Since my return home, I have understood that we were not the only youths that felt that way. We paired up with a number of youth empowerment organizations (Enough is Enough, Sleeves Up) along with several blogs (CP-Africa, Last Plane To Lagos ) and young Nigeria celebrities (Nneka) to push for a mass awareness campaign for the crucial two week voter’s registration period. On January 11th, 2011 we challenged the youth to dream up the positive change that could happen if Nigerians went out and voted, using the hashtag #IFNAIJAVOTES. The campaign was a success, trending in Nigeria, and garnering massive support around the world to get people out to register. The registration period saw a huge turn out, with a recorded 64.5 million registered voters out of the eligible 76.5 million, despite huge setbacks by the flawed process. This spoke tons on the willingness of young Nigerians to go out and vote.

The culture of intimidation is quickly losing its edge as we have seen through the courageous, death defying acts of the Arab world. The youth have risen up and are standing up for their civil rights, and this is being mimicked through the world, Nigeria being one such example.

We are teaming up with these organizations once again to call for the first ever youth-centered presidential debate. As youth make up the 70% block of registered voters, we understand the power of our vote, and request that our candidates take an evening to address the youth that has been failed by previous administrations. Since the handover to civilian rule in 1999, presidential candidates threw out vague rhetoric about their plans to fix our country, however power outages are still a norm, infrastructure has yet to be developed outside of major cities, and what’s even more alarming is that our unemployed youth are quickly falling to crime, used as political weapons to disrupt elections, used to divide communities as we’ve seen in Jos, or are joining militia groups in the Niger Delta.

We will be utilizing social media and SMS to crowd source questions from Nigeria’s youth.
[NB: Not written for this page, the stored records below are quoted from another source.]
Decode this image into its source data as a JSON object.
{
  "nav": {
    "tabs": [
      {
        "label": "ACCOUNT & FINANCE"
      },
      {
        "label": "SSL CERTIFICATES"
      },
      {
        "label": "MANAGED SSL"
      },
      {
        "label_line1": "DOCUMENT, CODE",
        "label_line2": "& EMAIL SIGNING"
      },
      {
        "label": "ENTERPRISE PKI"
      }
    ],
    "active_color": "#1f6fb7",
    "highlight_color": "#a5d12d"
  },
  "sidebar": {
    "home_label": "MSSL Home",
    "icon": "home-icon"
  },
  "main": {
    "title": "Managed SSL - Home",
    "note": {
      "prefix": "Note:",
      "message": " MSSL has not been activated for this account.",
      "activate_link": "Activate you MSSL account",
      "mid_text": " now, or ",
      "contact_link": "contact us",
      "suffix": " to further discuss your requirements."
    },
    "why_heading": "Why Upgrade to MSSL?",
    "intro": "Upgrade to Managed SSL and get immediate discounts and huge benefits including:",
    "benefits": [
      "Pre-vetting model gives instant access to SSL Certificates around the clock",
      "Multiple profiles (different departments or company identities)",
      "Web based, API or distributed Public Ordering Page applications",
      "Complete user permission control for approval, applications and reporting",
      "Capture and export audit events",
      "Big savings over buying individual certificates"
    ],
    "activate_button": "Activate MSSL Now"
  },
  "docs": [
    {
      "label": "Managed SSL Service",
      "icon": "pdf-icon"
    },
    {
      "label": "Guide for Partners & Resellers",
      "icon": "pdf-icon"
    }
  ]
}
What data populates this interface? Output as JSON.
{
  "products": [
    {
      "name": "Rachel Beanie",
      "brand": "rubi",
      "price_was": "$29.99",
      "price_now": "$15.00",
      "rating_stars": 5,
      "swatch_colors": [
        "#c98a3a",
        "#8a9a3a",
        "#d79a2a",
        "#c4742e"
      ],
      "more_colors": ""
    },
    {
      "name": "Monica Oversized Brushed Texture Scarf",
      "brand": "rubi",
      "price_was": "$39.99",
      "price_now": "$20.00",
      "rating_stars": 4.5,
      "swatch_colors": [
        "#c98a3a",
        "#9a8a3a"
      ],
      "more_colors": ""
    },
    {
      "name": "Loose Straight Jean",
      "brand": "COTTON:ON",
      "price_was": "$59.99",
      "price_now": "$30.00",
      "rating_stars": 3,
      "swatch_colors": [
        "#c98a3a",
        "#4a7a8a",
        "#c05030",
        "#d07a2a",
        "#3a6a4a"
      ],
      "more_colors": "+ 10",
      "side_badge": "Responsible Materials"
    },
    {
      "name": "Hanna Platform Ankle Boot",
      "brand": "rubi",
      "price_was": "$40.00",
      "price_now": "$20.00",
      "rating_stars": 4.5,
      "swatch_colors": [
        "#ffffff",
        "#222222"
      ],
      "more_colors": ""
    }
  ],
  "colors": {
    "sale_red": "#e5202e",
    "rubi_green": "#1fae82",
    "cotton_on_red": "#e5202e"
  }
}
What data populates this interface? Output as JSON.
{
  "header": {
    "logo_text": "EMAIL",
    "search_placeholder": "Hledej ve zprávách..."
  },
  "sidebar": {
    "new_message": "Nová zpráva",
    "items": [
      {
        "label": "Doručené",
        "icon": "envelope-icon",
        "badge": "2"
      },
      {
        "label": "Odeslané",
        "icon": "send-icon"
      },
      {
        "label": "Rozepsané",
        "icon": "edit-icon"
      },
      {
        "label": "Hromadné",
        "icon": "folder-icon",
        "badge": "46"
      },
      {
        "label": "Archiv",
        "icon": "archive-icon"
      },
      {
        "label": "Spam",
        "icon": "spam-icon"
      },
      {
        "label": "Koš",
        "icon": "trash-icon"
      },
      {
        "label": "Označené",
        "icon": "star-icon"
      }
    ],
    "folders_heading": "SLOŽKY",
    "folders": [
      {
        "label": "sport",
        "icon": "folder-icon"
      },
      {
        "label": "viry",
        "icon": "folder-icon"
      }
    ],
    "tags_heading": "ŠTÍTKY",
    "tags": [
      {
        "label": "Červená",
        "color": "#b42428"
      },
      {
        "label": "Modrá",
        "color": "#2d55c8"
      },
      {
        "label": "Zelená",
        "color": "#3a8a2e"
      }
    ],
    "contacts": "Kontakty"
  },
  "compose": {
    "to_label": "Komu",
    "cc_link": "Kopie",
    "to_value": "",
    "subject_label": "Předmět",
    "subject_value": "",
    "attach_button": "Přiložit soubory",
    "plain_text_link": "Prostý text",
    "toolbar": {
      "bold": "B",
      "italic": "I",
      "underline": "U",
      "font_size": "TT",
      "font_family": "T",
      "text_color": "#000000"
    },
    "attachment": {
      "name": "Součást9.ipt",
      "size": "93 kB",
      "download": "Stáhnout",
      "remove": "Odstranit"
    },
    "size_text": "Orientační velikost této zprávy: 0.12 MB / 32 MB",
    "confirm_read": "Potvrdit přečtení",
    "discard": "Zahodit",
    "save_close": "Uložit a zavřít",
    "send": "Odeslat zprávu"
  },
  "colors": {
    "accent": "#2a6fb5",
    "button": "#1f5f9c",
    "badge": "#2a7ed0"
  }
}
We want to give the youth a platform to have their frustrations heard, and hear directly from our aspirants, in order for them to be held accountable for the promises they make. The problems of a militant youth in the Niger Delta are not dissimilar to those of a child bride in North, nor are they dissimilar to an undereducated youth of the east, resorting to kidnapping to make a living.

We want to know what these candidates have in store for the youth to get them back on track and give them the future that is owed to them by the country. We want to know why they are deserving of the youth vote. We are standing up, and asking: “WHAT ABOUT US?

Here’s how you can help:

Many young Nigerians have no voice, and we are here to provide them with one that is so desperately needed. For one day, we’re asking you to support them and do your part for our collective future.

What: Campaign to Support “WHAT ABOUT US?”
How: Dedicate your profile pictures and social network statuses to “WHAT ABOUT US?” and attend a virtual event at
When: Thursday March 3rd, 2011

Thank you.”

A product from around the world, but loudly repping Nigeria, Nosarieme Garrick is a journalist, entrepreneur and activist currently leading the campaign in raising awareness for youth participation in Nigeria’s upcoming elections. You can follow her – @Nosalikes on Twitter – or email her – Nosarieme [at]